I’ve been thinking lately about the importance that the written word (any word, not just The Word of God) has in our Modernist culture, as opposed to what is merely spoken. A few weeks ago Ben Witherington published on his website the text of a speech he gave at Baylor University on the subject of “Sacred Texts in an Oral Culture.” The “speech” got me thinking further on the subject, and also serves, somewhat ironically, as a recursive demonstration of the oral presentation converted to a written form.
On one hand, the pragmatism of converting oral to written information is obvious; any oral presentation has a somewhat limited audience, but the written form greatly multiplies the potential audience, while also serving to preserve the integrity of the material. Witherington’s point, however, was this: in ancient cultures, the written word was not seen as having greater integrity than the oral word, and he posits that the New Testament documents were initially written to be orally presented. We do know that in the 1st Century, the “Word of God” did not necessarily refer to any written document, but to the message as preached by the Apostles.
Due to Gutenberg’s invention of the printing press and the resulting growth of literacy, it appears to me (not that I’m any expert) that coincidental with Modernism was a growing reliance on the written word over the oral. Where once someone’s “word” was as good as you’d get (accompanied at times with a covenantal sign or witnesses), written documents grew to be considered more trustworthy. In the West, written tradition is accepted, oral tradition is questioned. In the East (which avoided Modernism and a number of other “isms”), that’s not necessarily the case. Today in the West, our “word” is essentially meaningless, without some piece of paper somewhere with our signature affixed to it. We hear some news item on the radio or TV, and immediately look to confirm it in print (including the electronic written word as “print”). As much as I love the written word, I wonder, have we become a society of bibliolators (or at least bibio-snobs), holding the written word in too high esteem?
But, perhaps the tension is not between the oral and the written, but between the cultural dynamics that accompany them. One is fluid, interactive, and based in community; the other is static, actually discouraging interaction and community. As Marshall McLuhan so aptly put it, “the medium is the message.” In the context of Christianity, we can see differences: On one hand, the Word of God is “living and active;” on the other hand, we have theological nit-picking over words and phrases and the fundamentalist, inflexible words of legalism. Did the Ephesians spend months picking apart Paul’s letter when it was read to them? It would be interesting indeed to know how these letters were received and treated, or how the 1st Century Church would feel about how we treat their letters.
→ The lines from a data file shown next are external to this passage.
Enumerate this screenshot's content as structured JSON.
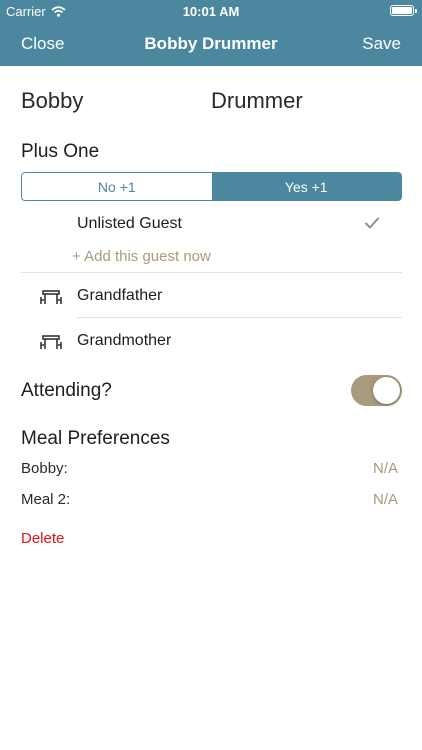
{
  "status_bar": {
    "carrier": "Carrier",
    "time": "10:01 AM"
  },
  "nav": {
    "close_label": "Close",
    "title": "Bobby Drummer",
    "save_label": "Save"
  },
  "name": {
    "first": "Bobby",
    "last": "Drummer"
  },
  "plus_one": {
    "title": "Plus One",
    "options": [
      "No +1",
      "Yes +1"
    ],
    "selected": "Yes +1",
    "guest_name": "Unlisted Guest",
    "add_guest_label": "+ Add this guest now"
  },
  "table_mates": [
    "Grandfather",
    "Grandmother"
  ],
  "attending": {
    "label": "Attending?",
    "on": true
  },
  "meal": {
    "title": "Meal Preferences",
    "rows": [
      {
        "label": "Bobby:",
        "value": "N/A"
      },
      {
        "label": "Meal 2:",
        "value": "N/A"
      }
    ]
  },
  "delete_label": "Delete",
  "colors": {
    "primary": "#4b879e",
    "accent": "#a89a7c",
    "danger": "#e0121a"
  }
}
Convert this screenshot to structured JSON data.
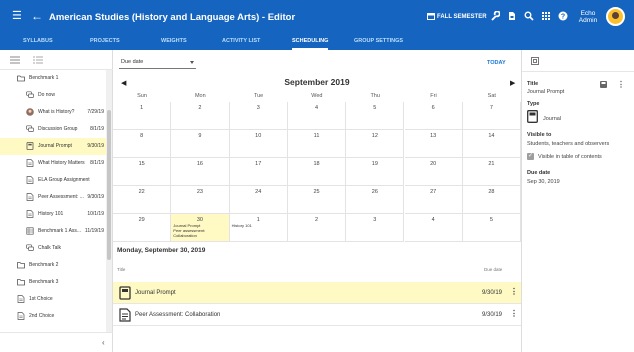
{
  "header": {
    "title": "American Studies (History and Language Arts) - Editor",
    "semester": "FALL SEMESTER",
    "user_first": "Echo",
    "user_second": "Admin",
    "color": "#1565c0"
  },
  "tabs": [
    "SYLLABUS",
    "PROJECTS",
    "WEIGHTS",
    "ACTIVITY LIST",
    "SCHEDULING",
    "GROUP SETTINGS"
  ],
  "active_tab": "SCHEDULING",
  "sidebar": {
    "items": [
      {
        "label": "Benchmark 1",
        "date": "",
        "icon": "folder-open-icon",
        "indent": 0
      },
      {
        "label": "Do now",
        "date": "",
        "icon": "chat-icon",
        "indent": 1
      },
      {
        "label": "What is History?",
        "date": "7/29/19",
        "icon": "avatar-icon",
        "indent": 1
      },
      {
        "label": "Discussion Group",
        "date": "8/1/19",
        "icon": "chat-icon",
        "indent": 1
      },
      {
        "label": "Journal Prompt",
        "date": "9/30/19",
        "icon": "journal-icon",
        "indent": 1,
        "selected": true
      },
      {
        "label": "What History Matters",
        "date": "8/1/19",
        "icon": "document-icon",
        "indent": 1
      },
      {
        "label": "ELA Group Assignment",
        "date": "",
        "icon": "document-icon",
        "indent": 1
      },
      {
        "label": "Peer Assessment: ...",
        "date": "9/30/19",
        "icon": "document-icon",
        "indent": 1
      },
      {
        "label": "History 101",
        "date": "10/1/19",
        "icon": "document-icon",
        "indent": 1
      },
      {
        "label": "Benchmark 1 Ass...",
        "date": "11/19/19",
        "icon": "grid-icon",
        "indent": 1
      },
      {
        "label": "Chalk Talk",
        "date": "",
        "icon": "chat-icon",
        "indent": 1
      },
      {
        "label": "Benchmark 2",
        "date": "",
        "icon": "folder-icon",
        "indent": 0
      },
      {
        "label": "Benchmark 3",
        "date": "",
        "icon": "folder-icon",
        "indent": 0
      },
      {
        "label": "1st Choice",
        "date": "",
        "icon": "document-icon",
        "indent": 0
      },
      {
        "label": "2nd Choice",
        "date": "",
        "icon": "document-icon",
        "indent": 0
      }
    ]
  },
  "calendar": {
    "filter": "Due date",
    "today_label": "TODAY",
    "month": "September 2019",
    "days_of_week": [
      "Sun",
      "Mon",
      "Tue",
      "Wed",
      "Thu",
      "Fri",
      "Sat"
    ],
    "weeks": [
      [
        "1",
        "2",
        "3",
        "4",
        "5",
        "6",
        "7"
      ],
      [
        "8",
        "9",
        "10",
        "11",
        "12",
        "13",
        "14"
      ],
      [
        "15",
        "16",
        "17",
        "18",
        "19",
        "20",
        "21"
      ],
      [
        "22",
        "23",
        "24",
        "25",
        "26",
        "27",
        "28"
      ],
      [
        "29",
        "30",
        "1",
        "2",
        "3",
        "4",
        "5"
      ]
    ],
    "events": {
      "mon30": [
        "Journal Prompt",
        "Peer assessment:",
        "Collaboration"
      ],
      "tue1": [
        "History 101"
      ]
    }
  },
  "agenda": {
    "title": "Monday, September 30, 2019",
    "col_title": "Title",
    "col_date": "Due date",
    "rows": [
      {
        "label": "Journal Prompt",
        "date": "9/30/19",
        "selected": true
      },
      {
        "label": "Peer Assessment: Collaboration",
        "date": "9/30/19",
        "selected": false
      }
    ]
  },
  "details": {
    "title_label": "Title",
    "title_value": "Journal Prompt",
    "type_label": "Type",
    "type_value": "Journal",
    "visible_label": "Visible to",
    "visible_value": "Students, teachers and observers",
    "toc_label": "Visible in table of contents",
    "due_label": "Due date",
    "due_value": "Sep 30, 2019"
  }
}
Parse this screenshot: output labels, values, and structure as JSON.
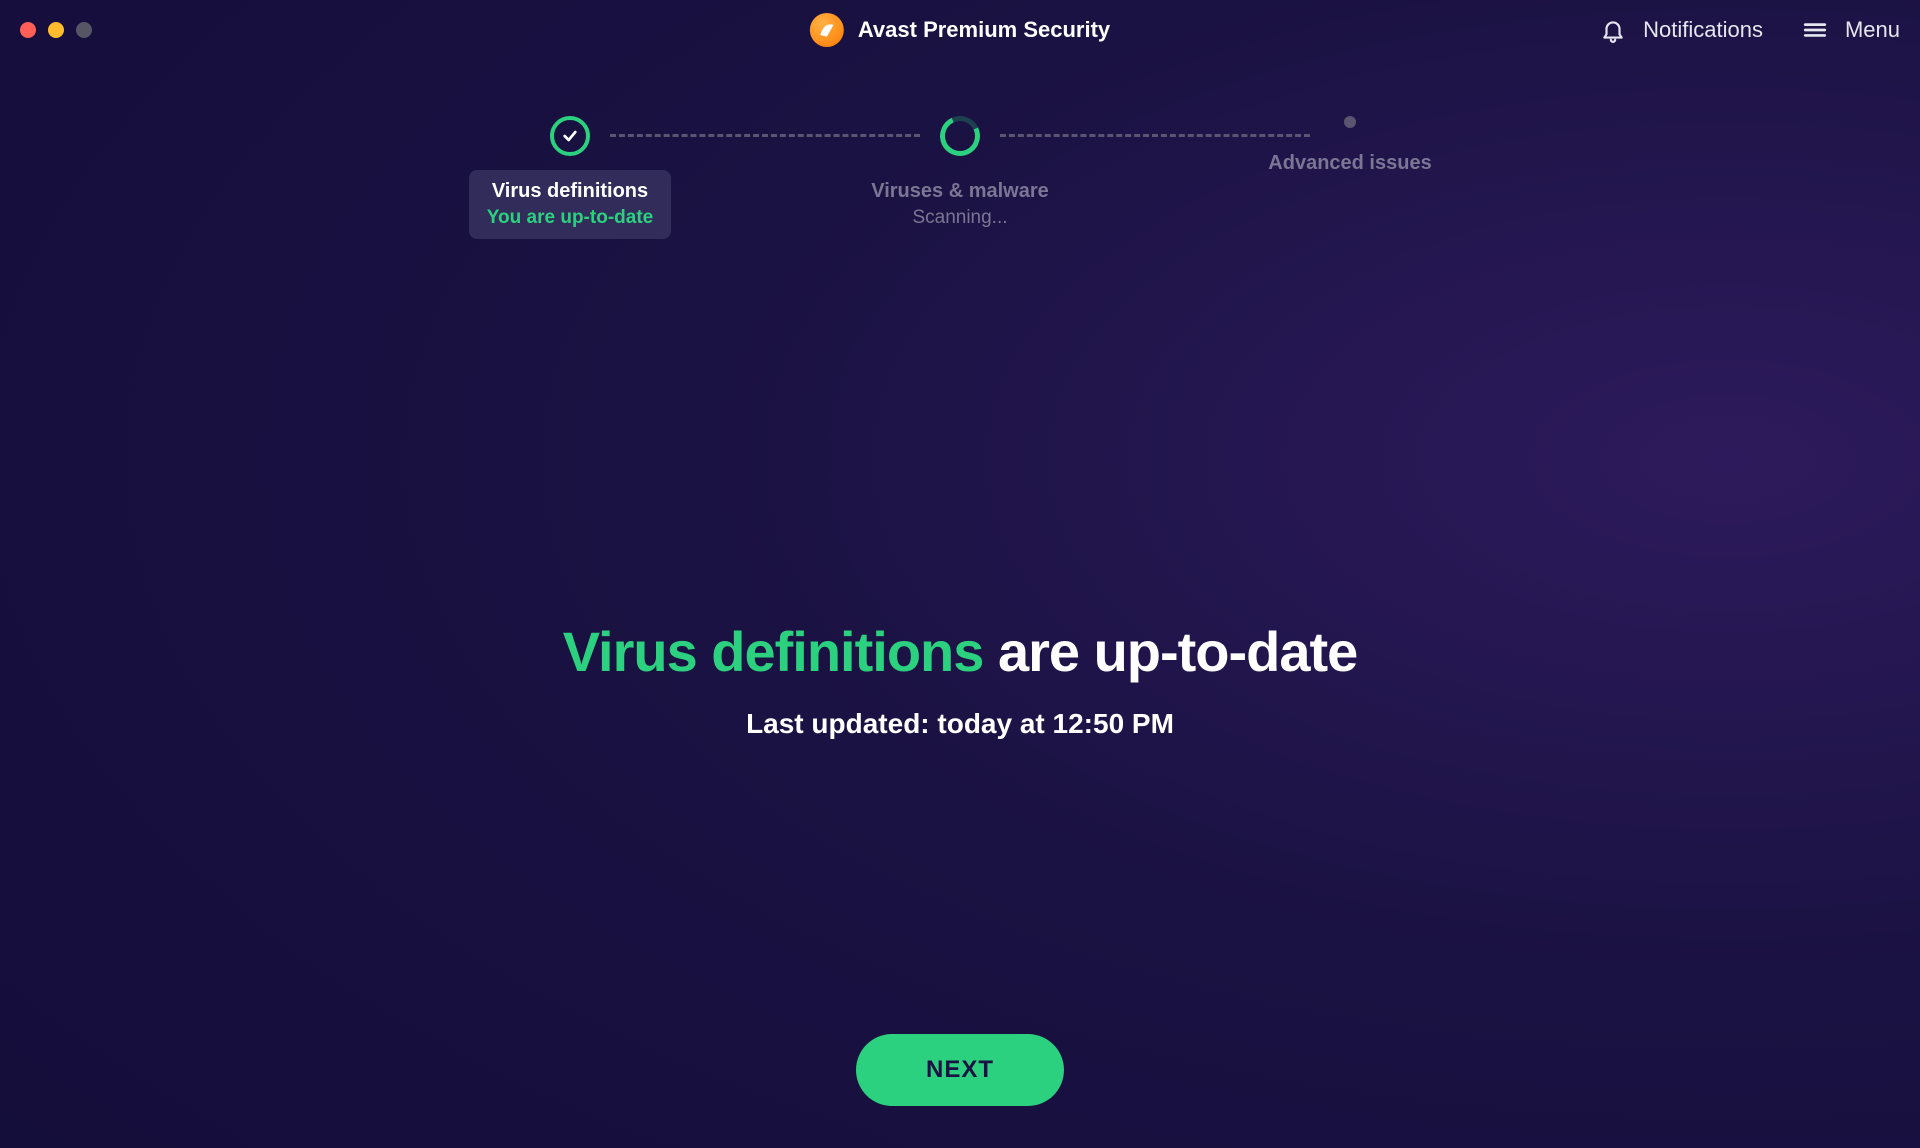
{
  "header": {
    "app_title": "Avast Premium Security",
    "notifications_label": "Notifications",
    "menu_label": "Menu"
  },
  "progress": {
    "steps": [
      {
        "title": "Virus definitions",
        "status": "You are up-to-date",
        "state": "complete"
      },
      {
        "title": "Viruses & malware",
        "status": "Scanning...",
        "state": "active"
      },
      {
        "title": "Advanced issues",
        "status": "",
        "state": "pending"
      }
    ]
  },
  "main": {
    "headline_green": "Virus definitions",
    "headline_white": " are up-to-date",
    "subline": "Last updated: today at 12:50 PM"
  },
  "action": {
    "next_label": "NEXT"
  },
  "colors": {
    "accent_green": "#2bd17e",
    "bg": "#1a1242"
  }
}
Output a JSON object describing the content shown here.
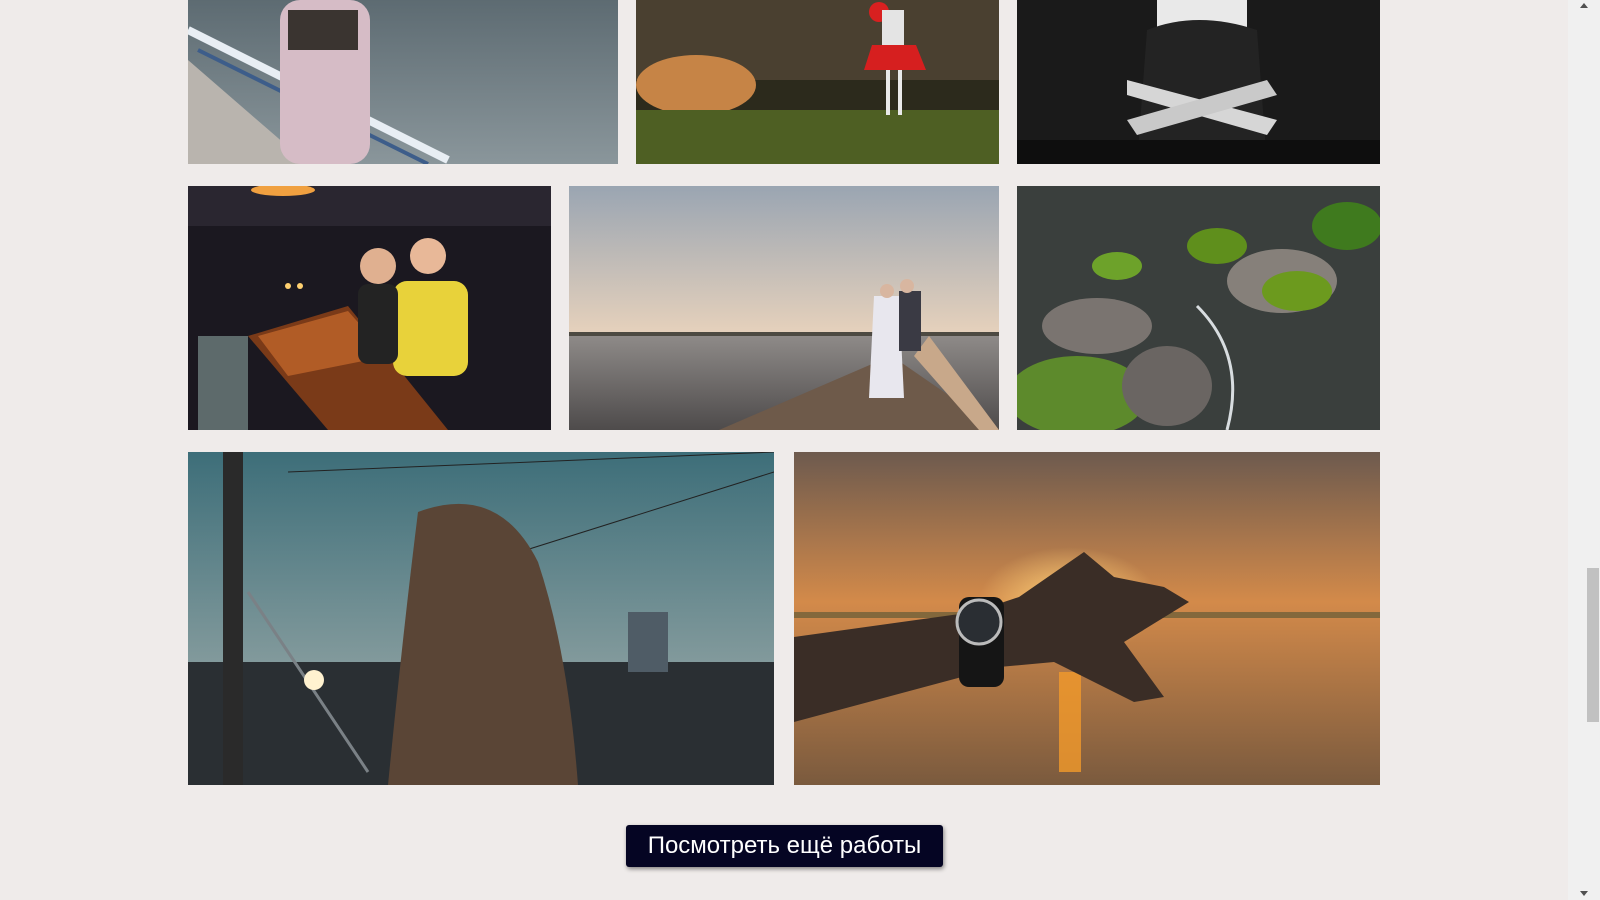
{
  "gallery": {
    "photos": [
      {
        "alt": "woman-in-pink-coat-by-river"
      },
      {
        "alt": "clown-girl-with-red-balloon"
      },
      {
        "alt": "black-white-woman-crossed-arms"
      },
      {
        "alt": "two-women-at-bar"
      },
      {
        "alt": "wedding-couple-on-pier"
      },
      {
        "alt": "mossy-rocks-stream"
      },
      {
        "alt": "woman-on-bridge-at-dusk"
      },
      {
        "alt": "hand-with-watch-at-sunset"
      }
    ]
  },
  "actions": {
    "more_works_label": "Посмотреть ещё работы"
  },
  "colors": {
    "background": "#efebea",
    "button_bg": "#050523",
    "button_text": "#ffffff"
  }
}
Yesterday I read a very interesting blog post over at Totally Baked that got me thinking in another direction. Quixote writes about the blog’s short-term nature:
[I]n the blog we have access to a streaming ticker seamlessly tracing the internal weather of our collective psyche. Like Heraclitus’ ever-changing river, blogdom is a relentlessly variable torrent of the topical where history is only the last post.
In considering these thoughts, the medieval troubadour or minstrel came to mind, the roving conveyor of news and gossip, completely oral in nature. He was here today, gone tomorrow, to be followed by the next singer of songs and teller of tales, gathering news as quickly as he disseminated it. Could it be that the blog, with it’s overtly communal, participatory, grass-roots nature, has become a vehicle for the type of organic spread of information that we’ve been missing since the inception of the rather imperialist institutions of the book, the tract, the newspaper and the broadcast media? Could it really be they who controlled culture for a time (yes, I know, I really am sounding McLuhanish now).
As I researched (read “googled”) the issue, I came across a very interesting paper by John December entitled “Characteristics of Oral Culture in Discourse on the Net.” The paper states that is was “presented at the twelfth annual Penn State Conference on Rhetoric and Composition, University, Park, Pennsylvania, July 8, 1993.” Obviously a very intelligent man, December makes a similar point (pre-blog, of course) about computer-mediated communication:
This paper presents observations of a computer chat and a computer bulletin board system that illustrate qualities of orality in CMC. The implications of these oral qualities in CMC forums is that, ultimately, new discourse communities are created, with vast political, cultural, and social implications, recreating the immediacy of pre-literate cultures, but adding on space- and time-independence.
Would it be even better if blogs disintegrated after a few days, if we were forced to recall, to discuss, and to relay information from our rather inadequate memories? I’m not sure about that. I tend to love being able to Google nearly anything. But, perhaps it is time for us to let go (just a little) of our bibliolatry, our informational imperialism, to loose our grip on “it says right here!” and recover some of the spirit of oral tradition. Perhaps.
Go, blog. Go.